### [WHAT THE EXERCISE ASKS]
Please give the whole listing again exactly, without any of its pictures.

### [MATERIAL TO PROCESS]
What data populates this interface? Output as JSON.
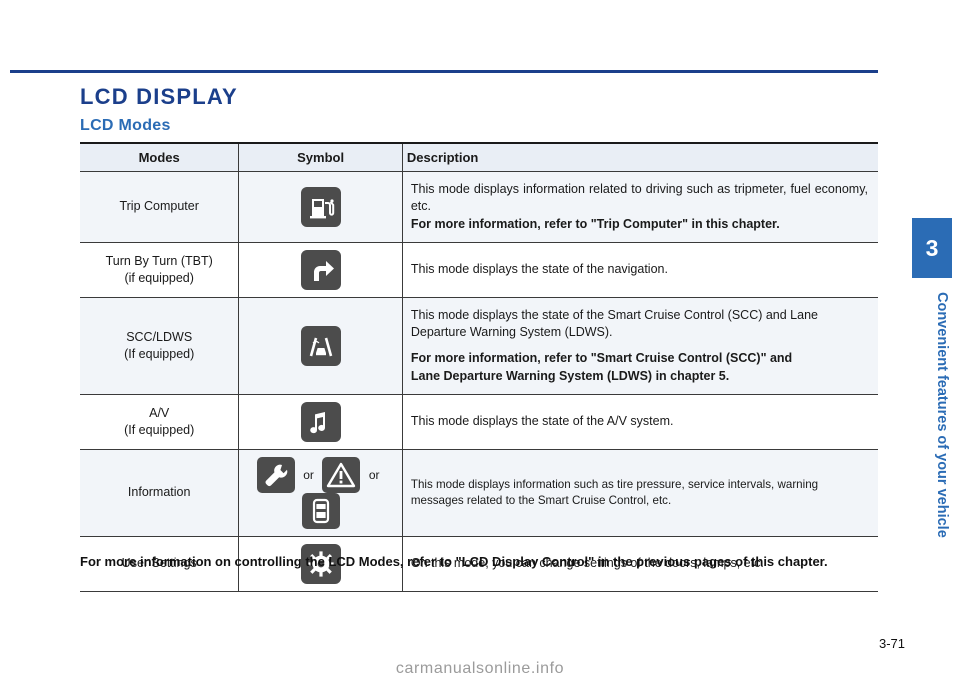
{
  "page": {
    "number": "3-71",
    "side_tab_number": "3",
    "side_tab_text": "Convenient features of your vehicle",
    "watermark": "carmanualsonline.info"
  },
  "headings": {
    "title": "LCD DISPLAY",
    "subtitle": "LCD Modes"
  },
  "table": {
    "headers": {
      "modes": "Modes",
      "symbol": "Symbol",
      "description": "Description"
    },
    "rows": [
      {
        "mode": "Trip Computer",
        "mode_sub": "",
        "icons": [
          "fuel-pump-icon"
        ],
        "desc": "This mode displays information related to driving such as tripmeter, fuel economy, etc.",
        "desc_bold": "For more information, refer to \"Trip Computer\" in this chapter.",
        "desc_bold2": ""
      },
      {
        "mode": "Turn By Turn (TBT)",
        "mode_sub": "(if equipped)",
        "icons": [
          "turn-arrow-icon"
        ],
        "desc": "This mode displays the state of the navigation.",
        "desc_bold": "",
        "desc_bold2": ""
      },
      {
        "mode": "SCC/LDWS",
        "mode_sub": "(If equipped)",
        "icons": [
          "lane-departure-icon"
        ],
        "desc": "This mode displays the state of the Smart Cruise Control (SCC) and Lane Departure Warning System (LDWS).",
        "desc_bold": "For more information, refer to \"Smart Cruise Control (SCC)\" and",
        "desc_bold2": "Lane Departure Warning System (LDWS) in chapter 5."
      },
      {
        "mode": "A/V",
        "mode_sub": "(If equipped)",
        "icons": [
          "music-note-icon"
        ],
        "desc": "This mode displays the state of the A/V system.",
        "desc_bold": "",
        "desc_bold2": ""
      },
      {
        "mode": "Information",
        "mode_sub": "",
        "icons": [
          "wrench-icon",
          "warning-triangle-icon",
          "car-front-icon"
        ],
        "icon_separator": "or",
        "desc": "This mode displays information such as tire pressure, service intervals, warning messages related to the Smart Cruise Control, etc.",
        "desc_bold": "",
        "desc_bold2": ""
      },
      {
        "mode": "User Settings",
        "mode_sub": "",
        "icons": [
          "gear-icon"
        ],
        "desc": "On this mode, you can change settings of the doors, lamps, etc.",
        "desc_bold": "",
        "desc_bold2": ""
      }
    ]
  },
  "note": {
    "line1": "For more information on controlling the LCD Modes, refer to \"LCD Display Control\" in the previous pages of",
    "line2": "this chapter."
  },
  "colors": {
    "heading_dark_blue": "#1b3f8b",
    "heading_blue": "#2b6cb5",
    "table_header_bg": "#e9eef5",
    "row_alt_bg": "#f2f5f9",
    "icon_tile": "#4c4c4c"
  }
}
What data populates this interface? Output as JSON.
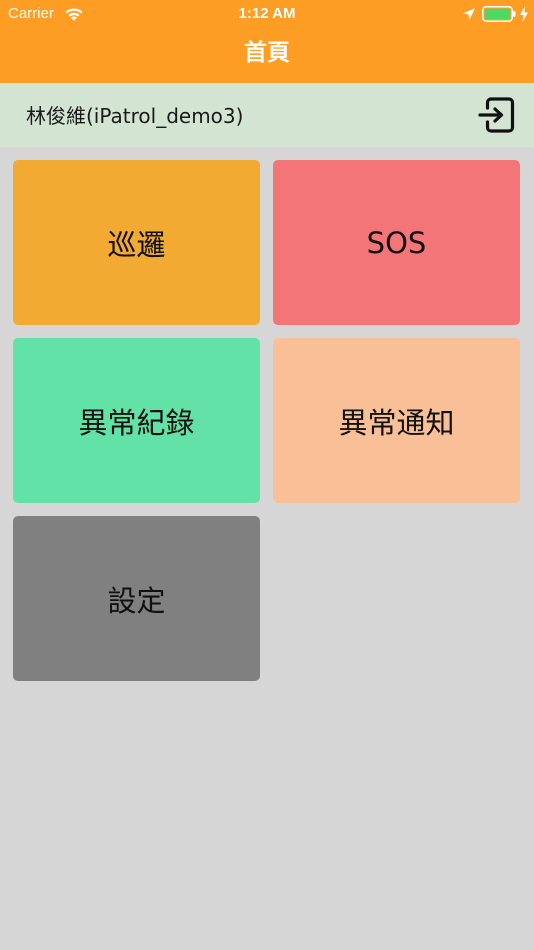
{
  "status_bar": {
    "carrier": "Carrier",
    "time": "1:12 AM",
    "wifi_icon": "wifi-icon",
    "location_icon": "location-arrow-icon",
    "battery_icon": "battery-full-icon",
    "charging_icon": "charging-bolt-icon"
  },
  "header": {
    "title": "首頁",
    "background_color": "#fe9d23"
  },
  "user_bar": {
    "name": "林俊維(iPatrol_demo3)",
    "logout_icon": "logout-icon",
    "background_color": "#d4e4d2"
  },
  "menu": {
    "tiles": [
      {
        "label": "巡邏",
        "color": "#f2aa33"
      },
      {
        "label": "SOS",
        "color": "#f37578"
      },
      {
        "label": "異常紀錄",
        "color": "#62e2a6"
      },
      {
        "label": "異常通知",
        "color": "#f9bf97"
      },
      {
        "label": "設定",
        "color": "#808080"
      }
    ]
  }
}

### [TASK SOLUTION]
What data populates this interface? Output as JSON.
{
  "page": {
    "number": "3-71",
    "side_tab_number": "3",
    "side_tab_text": "Convenient features of your vehicle",
    "watermark": "carmanualsonline.info"
  },
  "headings": {
    "title": "LCD DISPLAY",
    "subtitle": "LCD Modes"
  },
  "table": {
    "headers": {
      "modes": "Modes",
      "symbol": "Symbol",
      "description": "Description"
    },
    "rows": [
      {
        "mode": "Trip Computer",
        "mode_sub": "",
        "icons": [
          "fuel-pump-icon"
        ],
        "desc": "This mode displays information related to driving such as tripmeter, fuel economy, etc.",
        "desc_bold": "For more information, refer to \"Trip Computer\" in this chapter.",
        "desc_bold2": ""
      },
      {
        "mode": "Turn By Turn (TBT)",
        "mode_sub": "(if equipped)",
        "icons": [
          "turn-arrow-icon"
        ],
        "desc": "This mode displays the state of the navigation.",
        "desc_bold": "",
        "desc_bold2": ""
      },
      {
        "mode": "SCC/LDWS",
        "mode_sub": "(If equipped)",
        "icons": [
          "lane-departure-icon"
        ],
        "desc": "This mode displays the state of the Smart Cruise Control (SCC) and Lane Departure Warning System (LDWS).",
        "desc_bold": "For more information, refer to \"Smart Cruise Control (SCC)\" and",
        "desc_bold2": "Lane Departure Warning System (LDWS) in chapter 5."
      },
      {
        "mode": "A/V",
        "mode_sub": "(If equipped)",
        "icons": [
          "music-note-icon"
        ],
        "desc": "This mode displays the state of the A/V system.",
        "desc_bold": "",
        "desc_bold2": ""
      },
      {
        "mode": "Information",
        "mode_sub": "",
        "icons": [
          "wrench-icon",
          "warning-triangle-icon",
          "car-front-icon"
        ],
        "icon_separator": "or",
        "desc": "This mode displays information such as tire pressure, service intervals, warning messages related to the Smart Cruise Control, etc.",
        "desc_bold": "",
        "desc_bold2": ""
      },
      {
        "mode": "User Settings",
        "mode_sub": "",
        "icons": [
          "gear-icon"
        ],
        "desc": "On this mode, you can change settings of the doors, lamps, etc.",
        "desc_bold": "",
        "desc_bold2": ""
      }
    ]
  },
  "note": {
    "line1": "For more information on controlling the LCD Modes, refer to \"LCD Display Control\" in the previous pages of",
    "line2": "this chapter."
  },
  "colors": {
    "heading_dark_blue": "#1b3f8b",
    "heading_blue": "#2b6cb5",
    "table_header_bg": "#e9eef5",
    "row_alt_bg": "#f2f5f9",
    "icon_tile": "#4c4c4c"
  }
}
What data populates this interface? Output as JSON.
{
  "status_bar": {
    "carrier": "Carrier",
    "time": "1:12 AM",
    "wifi_icon": "wifi-icon",
    "location_icon": "location-arrow-icon",
    "battery_icon": "battery-full-icon",
    "charging_icon": "charging-bolt-icon"
  },
  "header": {
    "title": "首頁",
    "background_color": "#fe9d23"
  },
  "user_bar": {
    "name": "林俊維(iPatrol_demo3)",
    "logout_icon": "logout-icon",
    "background_color": "#d4e4d2"
  },
  "menu": {
    "tiles": [
      {
        "label": "巡邏",
        "color": "#f2aa33"
      },
      {
        "label": "SOS",
        "color": "#f37578"
      },
      {
        "label": "異常紀錄",
        "color": "#62e2a6"
      },
      {
        "label": "異常通知",
        "color": "#f9bf97"
      },
      {
        "label": "設定",
        "color": "#808080"
      }
    ]
  }
}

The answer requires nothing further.